Why Does ACL Reconstruction Fail?
Dr. Cunningham sees ACL reconstructions fail for a number of reasons. Failure of an ACL reconstruction is most commonly due to shortcomings in the surgical technique. The most common example of inadequate surgical technique is improperly placed femoral and/or tibial tunnels. In ACL reconstruction surgery, an ACL tendon graft is seated into a bone socket in the femur and into another bone socket in the tibia. Ideally, these bone sockets are placed exactly where the original ACL attached to one’s femur and tibia. Unfortunately, some surgeons use surgical techniques that do not perfectly replicate these ACL attachments sites in the knee and they place their bone sockets outside of these native ACL attachment sites. When an ACL graft is then secured in mal positioned bone sockets, the graft will see unusual biomechanical forces and over time the ACL graft will stretch out and/or tear with minimal trauma.
A second surgical factor that can lead to premature ACL graft failure is using donor tendon (allograft) instead of using one’s own tendon (autograft) to reconstruct a torn ACL. Numerous orthopedic studies have conclusively demonstrated that if one’s ACL is reconstructed with an allograft, that the failure rates are higher, particularly in young people (less than 30 years of age) or in those who do a lot of cutting and pivoting sports (ie. skiing). Using a tendon graft taken from the patient (autograft) and placing the graft perfectly in the knee gives the highest chance of never again tearing one’s ACL. The reason for this is that your body recognizes your tissue as its own and grows it securely into the bone. Autograft tissue also has new blood vessels grow into it and nourish it and strengthen it, whereas allograft tendons are not incorporated into one’s knee as well.

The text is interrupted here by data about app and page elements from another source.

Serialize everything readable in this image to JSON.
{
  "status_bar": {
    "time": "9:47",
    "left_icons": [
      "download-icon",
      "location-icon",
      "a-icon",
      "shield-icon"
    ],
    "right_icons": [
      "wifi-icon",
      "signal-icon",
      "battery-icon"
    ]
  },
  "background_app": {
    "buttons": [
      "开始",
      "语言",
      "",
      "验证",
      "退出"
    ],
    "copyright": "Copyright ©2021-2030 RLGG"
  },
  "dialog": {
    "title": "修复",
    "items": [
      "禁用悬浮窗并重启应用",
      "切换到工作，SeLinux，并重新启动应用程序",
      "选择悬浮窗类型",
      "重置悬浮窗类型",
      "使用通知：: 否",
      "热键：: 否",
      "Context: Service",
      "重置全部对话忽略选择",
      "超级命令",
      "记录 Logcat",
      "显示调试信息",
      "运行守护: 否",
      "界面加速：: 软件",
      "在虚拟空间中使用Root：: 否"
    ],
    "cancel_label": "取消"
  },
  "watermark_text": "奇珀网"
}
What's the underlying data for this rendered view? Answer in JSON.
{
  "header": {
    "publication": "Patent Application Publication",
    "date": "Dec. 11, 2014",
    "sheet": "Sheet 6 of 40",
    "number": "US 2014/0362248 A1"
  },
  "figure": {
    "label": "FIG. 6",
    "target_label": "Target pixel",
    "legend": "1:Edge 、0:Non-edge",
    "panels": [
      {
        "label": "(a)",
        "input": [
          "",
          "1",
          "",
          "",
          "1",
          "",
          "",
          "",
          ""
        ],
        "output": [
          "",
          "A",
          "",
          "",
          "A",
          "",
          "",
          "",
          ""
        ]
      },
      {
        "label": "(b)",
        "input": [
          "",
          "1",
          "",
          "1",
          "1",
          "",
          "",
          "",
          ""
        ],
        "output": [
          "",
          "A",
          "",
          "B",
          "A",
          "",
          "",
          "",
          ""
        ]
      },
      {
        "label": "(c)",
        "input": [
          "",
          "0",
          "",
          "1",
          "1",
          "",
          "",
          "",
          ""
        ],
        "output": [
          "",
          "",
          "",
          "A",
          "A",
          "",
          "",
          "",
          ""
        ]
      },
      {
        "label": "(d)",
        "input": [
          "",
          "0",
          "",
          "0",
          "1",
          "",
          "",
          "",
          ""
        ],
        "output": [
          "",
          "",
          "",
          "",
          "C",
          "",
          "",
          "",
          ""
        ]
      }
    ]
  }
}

A third cause of an ACL reconstruction failing is not recognizing and addressing laxity in other ligaments that work in conjunction with the ACL to help stabilize the knee. For instance, when one tears their ACL, they commonly also tear their MCL. Although MCL tears can heal without surgery, Dr. Cunningham finds that severe (Grade 3) MCL tears often only partially heal and remain somewhat lax. If the ACL is then reconstructed in surgery and the loose MCL is not also reconstructed, then this persistent laxity in the MCL puts the ACL at higher risk of re-tearing as the ACL is seeing increased forces during cutting and pivoting sports. Similarly, patients can also tear ligaments on the outside of their knee (their LCL and/or posterolateral corner) which do not heal well without surgery, so if these are not addressed then the ACL will likewise see increased forces and can fail prematurely.
Finally, a reconstructed ACL can fail simply by having another bad, twisting fall while playing sports, much like the injury that tore your native ACL. Even a perfectly reconstructed ACL can tear if subjected to severe enough injury forces. However, a well reconstructed ACL using autograft tissue is not more likely to tear than the normal ACL in your other knee unless one returns to cutting and pivoting sports before you have all your strength in the muscles that support the knee and the ACL.